Finding Balance in an Unbalanced World
Have you lost your balance?
You’re a productive person. You get through an amazing pile of tasks every day. But there’s always a long list of things you didn’t get to. What’s wrong? Maybe you have lost your balance.
Giving your all at work, pushing to give 110%, may sound good in a job interview, but it’s not realistic in the long run. That approach short-changes other aspects of your life—your relationships and your physical, emotional, and spiritual health.
We all face the challenge of finding balance in this unbalanced world. There’s this myth out there that we can do it all—take care of ourselves, family, home, work, the world. The sad truth? We can’t. Nobody can be all things to all people all the time. The best we can hope for is to find balance.
When we’re out of balance, we let one side of our life steal focus and time from the rest. To find balance, we need to use our time and energy to benefit our whole life, not just one aspect of it.
Guidelines for Balance
Finding balance means changing expectations and attitudes as well as adjusting work style. It means setting priorities and making choices about how we spend our time. It involves being creative and getting help from others as well as planning how to care for others and ourselves.
Set Realistic Expectations
Nobody can do it all if “all” means giving 100% to career, marriage, children, and oneself. But if you define “all” as living with your own priorities and values, you can achieve balance.
Ditch the Guilt
Being a mom or dad does not make you a bad worker. Having a job does not make you a bad mom or dad. Everybody makes sacrifices to achieve balance. It’s up to you to decide what to keep and what to let slide. And that’s OK.
Set Your Priorities
Work is just part of the picture. It’s a big part, yes. But you only get one chance to raise your children. What will they remember in ten years—your slaving at the office or the fun you had having picnics in the park? And running yourself ragged does not contribute to the well-being of either your family or your job. You are responsible for scheduling time for rest, healing, and self-care.

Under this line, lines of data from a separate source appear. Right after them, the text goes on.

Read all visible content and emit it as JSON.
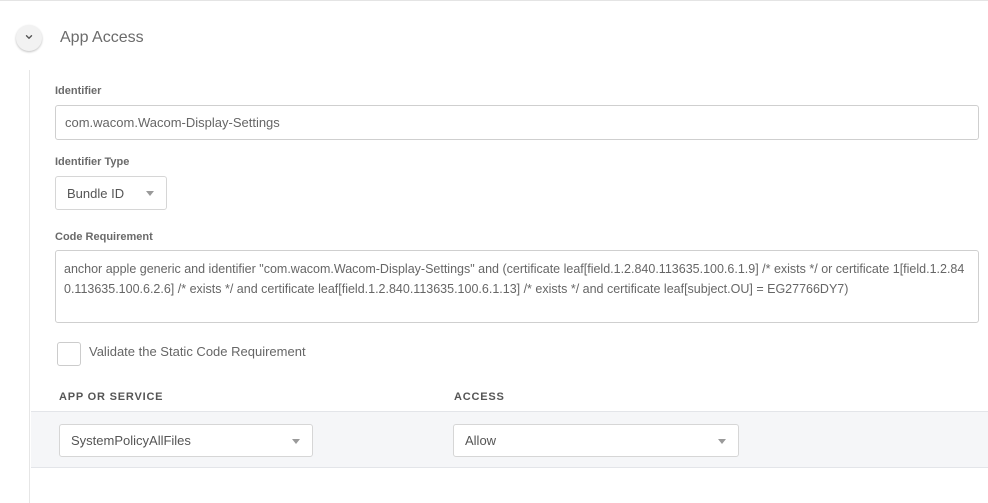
{
  "section": {
    "title": "App Access"
  },
  "identifier": {
    "label": "Identifier",
    "value": "com.wacom.Wacom-Display-Settings"
  },
  "identifier_type": {
    "label": "Identifier Type",
    "selected": "Bundle ID"
  },
  "code_requirement": {
    "label": "Code Requirement",
    "value": "anchor apple generic and identifier \"com.wacom.Wacom-Display-Settings\" and (certificate leaf[field.1.2.840.113635.100.6.1.9] /* exists */ or certificate 1[field.1.2.840.113635.100.6.2.6] /* exists */ and certificate leaf[field.1.2.840.113635.100.6.1.13] /* exists */ and certificate leaf[subject.OU] = EG27766DY7)"
  },
  "validate": {
    "label": "Validate the Static Code Requirement",
    "checked": false
  },
  "table": {
    "columns": [
      "APP OR SERVICE",
      "ACCESS"
    ],
    "rows": [
      {
        "app_or_service": "SystemPolicyAllFiles",
        "access": "Allow"
      }
    ]
  },
  "icons": {
    "collapse": "chevron-down-icon",
    "dropdown": "caret-down-icon"
  },
  "colors": {
    "row_background": "#f5f6f8",
    "border": "#cfcfcf",
    "label": "#6a6a6a"
  }
}
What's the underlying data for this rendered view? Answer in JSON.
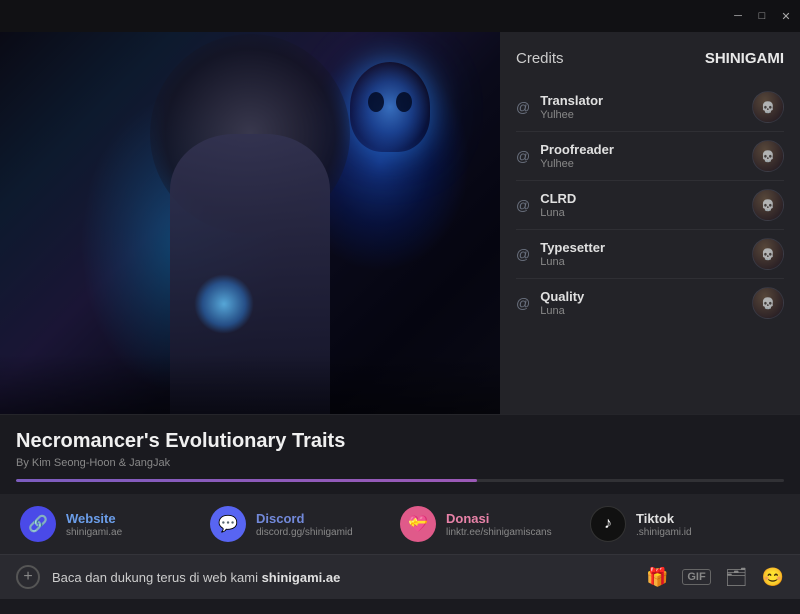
{
  "titlebar": {
    "minimize_label": "─",
    "maximize_label": "□",
    "close_label": "✕"
  },
  "credits": {
    "title": "Credits",
    "brand": "SHINIGAMI",
    "items": [
      {
        "role": "Translator",
        "name": "Yulhee"
      },
      {
        "role": "Proofreader",
        "name": "Yulhee"
      },
      {
        "role": "CLRD",
        "name": "Luna"
      },
      {
        "role": "Typesetter",
        "name": "Luna"
      },
      {
        "role": "Quality",
        "name": "Luna"
      }
    ]
  },
  "manga": {
    "title": "Necromancer's Evolutionary Traits",
    "author": "By Kim Seong-Hoon & JangJak",
    "progress": 60
  },
  "social": [
    {
      "id": "website",
      "label": "Website",
      "url": "shinigami.ae",
      "icon": "🔗"
    },
    {
      "id": "discord",
      "label": "Discord",
      "url": "discord.gg/shinigamid",
      "icon": "💬"
    },
    {
      "id": "donasi",
      "label": "Donasi",
      "url": "linktr.ee/shinigamiscans",
      "icon": "💝"
    },
    {
      "id": "tiktok",
      "label": "Tiktok",
      "url": ".shinigami.id",
      "icon": "♪"
    }
  ],
  "messagebar": {
    "text_prefix": "Baca dan dukung terus di web kami ",
    "text_bold": "shinigami.ae",
    "plus_icon": "+",
    "gift_icon": "🎁",
    "gif_label": "GIF",
    "sticker_icon": "🗂",
    "emoji_icon": "😊"
  }
}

Make Choices Based on Your Priorities
Filtering out activities that don’t contribute to the quality of your life isn’t easy. You need to look at them from a new perspective—yours. Is it more important for you to clean the bathroom or to take a walk with your kids? Should you take time for lunch with friends, or spend your lunch hour drafting that letter? Learn to say no. Set boundaries.
Go for Quality Over Quantity
“Doing more with less” is a popular business slogan. Turn that on its head. Do less with better quality. Give more time to your highest priorities and let the rest go.
Make a Plan
Whether you decide to keep work and life separate or integrate work and life, you need a plan. Keep a calendar that blends work and family obligations. Schedule time with your significant other. Don’t let work encroach on family time. If you bring work home, set boundaries around work and play time.
Your supervisor may be open to approving your working from home all or part of the time. Shifting work hours, limiting client meetings to a few days a week, and other creative solutions may be there for the asking. Ask.
Build teams at work and at home. Delegate. Do Grandma and Grandpa live in town? Enlist their help with the kids. Negotiate with your partner over who’s
responsible for cooking dinner. Don’t be too proud to find a cleaning service. Teach the kids to do their own laundry.
Care for Yourself
Schedule time for physical and mental health and to make you more creative and productive. Meditate. Keep a gratitude journal. Visit the spa. Find a community of similarly situated people to support and listen.
More Tips for Better Balance
· Plan your day the night before.
· Keep consistent work hours. Schedule time for meals, self-care, and family along with work. If you choose to integrate working and the rest of your life, set realistic limits.
· Protect your non-work time. Don’t take calls 24/7. Don’t check your email during family time.
· Do your most important task before checking your email.
· Break your tasks into smaller chunks for deadlines and motivation. Reward yourself when you finish a chunk.
· Limit the time you spend on social media.
· Farm out the tasks you don’t enjoy.
· Keep one calendar with both personal and work commitments
When we try to be everything to everybody, we set ourselves up for failure—big time. We can’t do it all. But we can decide what to do and what to leave undone based on our priorities and values. Setting realistic expectations, prioritizing, and scheduling time for our whole life, not just work, will help us to find balance in an unbalanced world.